Line count for "JSON": say how many lines of the data contain it, with no other text.

▬▬▬▬▬▬▬▬▬▬

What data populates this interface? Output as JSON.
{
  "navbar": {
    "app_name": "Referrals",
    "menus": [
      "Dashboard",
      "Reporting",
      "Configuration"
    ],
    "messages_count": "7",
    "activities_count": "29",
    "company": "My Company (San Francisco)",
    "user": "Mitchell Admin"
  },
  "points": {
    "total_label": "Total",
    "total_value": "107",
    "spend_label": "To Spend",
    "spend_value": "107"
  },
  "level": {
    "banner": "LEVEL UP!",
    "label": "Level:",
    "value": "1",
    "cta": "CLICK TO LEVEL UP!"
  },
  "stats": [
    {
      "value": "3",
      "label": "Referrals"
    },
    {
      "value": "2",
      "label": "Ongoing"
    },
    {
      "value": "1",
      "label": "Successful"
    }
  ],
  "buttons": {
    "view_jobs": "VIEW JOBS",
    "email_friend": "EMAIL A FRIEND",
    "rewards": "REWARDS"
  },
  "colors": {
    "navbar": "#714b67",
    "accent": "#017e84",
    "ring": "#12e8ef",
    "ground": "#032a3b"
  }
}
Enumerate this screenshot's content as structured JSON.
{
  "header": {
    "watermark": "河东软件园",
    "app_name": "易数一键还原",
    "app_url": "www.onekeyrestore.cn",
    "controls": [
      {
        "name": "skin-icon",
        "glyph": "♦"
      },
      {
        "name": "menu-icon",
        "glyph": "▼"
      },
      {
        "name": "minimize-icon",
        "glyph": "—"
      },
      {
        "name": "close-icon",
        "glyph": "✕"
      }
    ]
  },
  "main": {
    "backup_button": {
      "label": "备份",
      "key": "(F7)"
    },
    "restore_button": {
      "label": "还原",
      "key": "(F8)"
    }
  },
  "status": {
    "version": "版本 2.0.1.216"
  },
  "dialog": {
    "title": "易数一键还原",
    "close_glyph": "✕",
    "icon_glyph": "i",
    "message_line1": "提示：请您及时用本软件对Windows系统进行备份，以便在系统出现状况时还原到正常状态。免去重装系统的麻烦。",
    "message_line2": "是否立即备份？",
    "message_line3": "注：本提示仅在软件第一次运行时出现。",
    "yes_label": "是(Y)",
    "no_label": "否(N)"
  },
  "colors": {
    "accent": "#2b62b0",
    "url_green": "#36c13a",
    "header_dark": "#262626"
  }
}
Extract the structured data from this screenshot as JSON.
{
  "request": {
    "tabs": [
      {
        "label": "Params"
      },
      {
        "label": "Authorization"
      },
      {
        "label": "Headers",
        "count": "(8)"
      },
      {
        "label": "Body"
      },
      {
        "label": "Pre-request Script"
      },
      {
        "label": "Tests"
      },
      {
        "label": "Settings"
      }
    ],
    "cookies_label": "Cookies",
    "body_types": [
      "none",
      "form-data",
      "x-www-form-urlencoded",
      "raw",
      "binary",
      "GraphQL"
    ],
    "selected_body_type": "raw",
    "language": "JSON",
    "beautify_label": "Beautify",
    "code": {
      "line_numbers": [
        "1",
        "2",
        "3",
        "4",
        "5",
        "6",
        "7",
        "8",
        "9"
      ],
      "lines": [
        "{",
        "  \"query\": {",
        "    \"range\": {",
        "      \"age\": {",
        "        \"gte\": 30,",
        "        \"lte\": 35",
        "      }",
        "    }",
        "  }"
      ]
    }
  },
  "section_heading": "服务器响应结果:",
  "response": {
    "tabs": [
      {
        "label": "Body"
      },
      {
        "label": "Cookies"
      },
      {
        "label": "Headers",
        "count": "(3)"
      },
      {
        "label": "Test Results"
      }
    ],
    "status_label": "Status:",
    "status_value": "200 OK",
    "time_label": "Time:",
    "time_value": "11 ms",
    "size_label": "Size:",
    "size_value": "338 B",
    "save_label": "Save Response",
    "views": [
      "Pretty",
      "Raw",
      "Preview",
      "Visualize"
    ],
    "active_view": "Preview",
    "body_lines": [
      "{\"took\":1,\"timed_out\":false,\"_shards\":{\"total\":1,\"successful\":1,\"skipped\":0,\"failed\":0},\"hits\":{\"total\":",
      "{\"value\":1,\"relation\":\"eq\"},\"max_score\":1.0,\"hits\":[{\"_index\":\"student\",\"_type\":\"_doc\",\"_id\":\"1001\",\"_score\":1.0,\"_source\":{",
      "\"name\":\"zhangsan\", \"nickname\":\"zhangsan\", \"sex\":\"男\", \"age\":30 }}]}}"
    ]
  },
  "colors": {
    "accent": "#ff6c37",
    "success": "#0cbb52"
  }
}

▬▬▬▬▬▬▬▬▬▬

EXPECTED OUTPUT — 4